Share information carefully
The moment was surreal as we asked so many questions regarding Travis’ cancer, I struggled to keep it factual and not let my emotions into that appointment. We knew that Travis had cancer again, and I went in prepared to hear that information, but nothing can prepare you for the moment they tell you it’s terminal, it could be months or years, but he won’t be cured. I remember trying to keep it together as the tears pushed against my will to stay strong, and evidently, they won, streaming down my face. So, if me, prepared for such a prognosis, could struggle so much, then how can I expect others to handle the news, how can I soften the blow for others to help them process the information?
Learning how to share information and how much to share is hard for me! I am willing to share everything anyone wants to know. However trying to gauge how much others can handle or how much others really want to know can be hard!
Know your Audience. There are many who want to know the nitty-gritty details. They like to know what the contents of his drain look like or all the details of his emotional state but then there are others who cannot handle that much or really just want a 5-second answer.
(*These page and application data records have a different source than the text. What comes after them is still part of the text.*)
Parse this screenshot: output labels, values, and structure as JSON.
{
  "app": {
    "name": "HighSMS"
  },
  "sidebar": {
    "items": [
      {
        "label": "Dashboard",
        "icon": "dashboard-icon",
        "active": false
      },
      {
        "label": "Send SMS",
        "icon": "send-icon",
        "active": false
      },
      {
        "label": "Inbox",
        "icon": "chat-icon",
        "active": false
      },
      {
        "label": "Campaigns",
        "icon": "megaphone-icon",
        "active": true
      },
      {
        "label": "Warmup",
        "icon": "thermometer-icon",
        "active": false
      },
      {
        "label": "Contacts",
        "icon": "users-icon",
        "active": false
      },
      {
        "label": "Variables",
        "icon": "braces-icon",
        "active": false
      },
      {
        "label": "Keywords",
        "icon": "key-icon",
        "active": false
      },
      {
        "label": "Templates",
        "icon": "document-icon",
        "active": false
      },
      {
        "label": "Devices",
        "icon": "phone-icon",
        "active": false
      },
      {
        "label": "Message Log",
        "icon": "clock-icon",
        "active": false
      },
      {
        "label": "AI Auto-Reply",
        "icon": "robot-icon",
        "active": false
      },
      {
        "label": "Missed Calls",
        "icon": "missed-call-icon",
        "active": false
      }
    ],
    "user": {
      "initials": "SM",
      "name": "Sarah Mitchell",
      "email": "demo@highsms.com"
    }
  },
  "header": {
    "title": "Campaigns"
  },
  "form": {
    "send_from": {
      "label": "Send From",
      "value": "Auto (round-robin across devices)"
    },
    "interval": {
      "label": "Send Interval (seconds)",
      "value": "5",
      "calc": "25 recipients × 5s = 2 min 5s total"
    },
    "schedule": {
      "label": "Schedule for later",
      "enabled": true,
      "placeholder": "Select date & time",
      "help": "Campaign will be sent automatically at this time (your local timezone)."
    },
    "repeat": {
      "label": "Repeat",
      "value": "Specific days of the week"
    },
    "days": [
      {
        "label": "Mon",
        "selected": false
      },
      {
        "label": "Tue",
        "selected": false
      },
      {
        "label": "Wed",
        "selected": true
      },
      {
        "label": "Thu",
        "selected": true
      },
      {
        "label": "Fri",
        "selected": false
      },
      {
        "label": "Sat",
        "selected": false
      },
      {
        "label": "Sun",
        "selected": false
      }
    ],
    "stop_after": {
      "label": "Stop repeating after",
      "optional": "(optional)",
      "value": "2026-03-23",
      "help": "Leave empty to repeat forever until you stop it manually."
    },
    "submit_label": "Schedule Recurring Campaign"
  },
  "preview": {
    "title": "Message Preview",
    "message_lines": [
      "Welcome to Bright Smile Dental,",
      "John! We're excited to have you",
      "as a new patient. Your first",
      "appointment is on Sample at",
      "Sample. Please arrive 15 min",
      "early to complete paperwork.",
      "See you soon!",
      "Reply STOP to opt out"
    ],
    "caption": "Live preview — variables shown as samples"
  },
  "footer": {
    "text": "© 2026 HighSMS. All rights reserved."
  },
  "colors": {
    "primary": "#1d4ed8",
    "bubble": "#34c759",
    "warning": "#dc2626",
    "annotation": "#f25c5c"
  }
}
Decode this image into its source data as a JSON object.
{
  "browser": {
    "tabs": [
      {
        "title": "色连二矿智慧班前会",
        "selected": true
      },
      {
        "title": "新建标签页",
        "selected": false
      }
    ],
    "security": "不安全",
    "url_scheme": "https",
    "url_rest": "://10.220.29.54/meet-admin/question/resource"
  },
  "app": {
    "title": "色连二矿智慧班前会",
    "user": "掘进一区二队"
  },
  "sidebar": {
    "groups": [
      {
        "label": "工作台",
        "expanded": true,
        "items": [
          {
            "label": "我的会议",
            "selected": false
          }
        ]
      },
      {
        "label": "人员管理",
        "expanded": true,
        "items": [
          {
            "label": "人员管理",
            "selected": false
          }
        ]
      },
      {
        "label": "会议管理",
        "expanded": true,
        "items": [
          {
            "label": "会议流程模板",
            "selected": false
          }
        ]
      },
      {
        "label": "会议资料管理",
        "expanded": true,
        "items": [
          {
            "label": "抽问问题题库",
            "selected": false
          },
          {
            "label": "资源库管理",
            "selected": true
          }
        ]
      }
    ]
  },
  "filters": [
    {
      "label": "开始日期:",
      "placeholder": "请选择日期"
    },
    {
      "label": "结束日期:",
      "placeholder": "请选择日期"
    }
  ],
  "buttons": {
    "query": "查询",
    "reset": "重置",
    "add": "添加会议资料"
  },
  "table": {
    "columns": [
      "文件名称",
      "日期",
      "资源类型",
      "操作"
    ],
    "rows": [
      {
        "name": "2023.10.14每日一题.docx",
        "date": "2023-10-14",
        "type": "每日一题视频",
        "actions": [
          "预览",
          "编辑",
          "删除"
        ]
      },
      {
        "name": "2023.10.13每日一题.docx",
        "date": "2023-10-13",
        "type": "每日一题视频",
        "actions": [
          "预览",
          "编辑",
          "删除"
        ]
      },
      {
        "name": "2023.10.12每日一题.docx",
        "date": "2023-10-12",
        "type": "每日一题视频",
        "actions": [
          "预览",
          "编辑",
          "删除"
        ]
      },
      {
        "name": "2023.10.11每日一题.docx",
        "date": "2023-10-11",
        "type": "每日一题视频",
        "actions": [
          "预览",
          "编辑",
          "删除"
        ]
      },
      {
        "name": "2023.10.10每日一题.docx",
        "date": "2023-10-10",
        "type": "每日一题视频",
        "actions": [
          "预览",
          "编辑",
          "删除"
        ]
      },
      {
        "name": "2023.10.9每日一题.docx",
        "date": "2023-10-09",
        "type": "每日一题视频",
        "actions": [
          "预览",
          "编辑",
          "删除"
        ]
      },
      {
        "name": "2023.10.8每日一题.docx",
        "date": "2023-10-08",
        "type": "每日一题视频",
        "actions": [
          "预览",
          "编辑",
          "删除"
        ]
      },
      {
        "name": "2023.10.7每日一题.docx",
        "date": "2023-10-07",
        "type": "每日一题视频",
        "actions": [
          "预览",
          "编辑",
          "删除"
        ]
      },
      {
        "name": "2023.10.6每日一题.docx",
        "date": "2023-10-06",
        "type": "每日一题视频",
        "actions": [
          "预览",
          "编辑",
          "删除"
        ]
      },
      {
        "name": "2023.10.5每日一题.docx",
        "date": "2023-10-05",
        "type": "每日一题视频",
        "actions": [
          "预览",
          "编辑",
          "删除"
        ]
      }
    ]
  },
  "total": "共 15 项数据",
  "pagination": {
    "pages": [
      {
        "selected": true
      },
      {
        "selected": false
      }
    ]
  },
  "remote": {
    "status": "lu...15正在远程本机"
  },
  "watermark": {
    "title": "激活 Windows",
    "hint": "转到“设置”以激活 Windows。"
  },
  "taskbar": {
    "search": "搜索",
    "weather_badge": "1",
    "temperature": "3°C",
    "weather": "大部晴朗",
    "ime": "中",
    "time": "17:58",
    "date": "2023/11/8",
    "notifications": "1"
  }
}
I have found that in a world with Facebook, many people know the actual details (but do not assume all do) and so when they ask questions, it’s to show they care. So, I start small and try to read the situation. If they ask questions or seem interested then I’ll go into more detail.
Be Honest. We’ve all done it before, someone asks how you are doing and you say “I’m great” and then as you walk away you realize you aren’t doing great, in fact, it’s been a really hard day. I often fall into my old routine, and say “I’m good,” and some friends will pause and just ask me again, at which point I am reminded to give an honest answer. However, I am trying to be honest, instead of always giving the reflex answer, I try to be more aware myself and aware of how I’m doing. I’m trying to be more honest in my passing responses. So, I may not be doing great, but I’m doing alright, decent, okay, maybe I’m having a rough day, or I’m not okay! Whatever type of response, be honest!
Share the Joy. When I first started sharing Travis’ diagnosis I always had something prepared to lighten the mood. Whether it be a joke or some sort of a positive spin, the goal for me was getting to the positive point in the story! Travis was given a 5% chance of survival and so we used to quote Jim Carey “So you’re saying there’s a chance.” Maybe it was a little too light, but laughing is a way Travis and I have found to survive! Sometimes all I have been able to muster is sharing what I have been hoping for, whether we hope for a new drug to improve some side effects, or we are looking forward to an outing, whatever it may be. As Travis’ health has declined, finding the sunlight in the clouds can be increasingly difficult. When Travis was recently hospitalized I saw the good in so many people and so the updates may have been bleaker, but I tried to share the good, such as how blessed we were to have our kids taken care of, the timing was convenient, we were grateful that he was at such a great hospital, etc. Find some joy to share!
As the patient’s spouse, I have found that I field most of the questions about Travis. It’s my responsibility to share what’s going on with him, especially when he’s too sick to share the information himself. Don’t be afraid, to be honest, help others to know where you are at, and what you might need to help you survive another day of cancer.
Copyright © Stacy Fredericks 2016, All rights reserved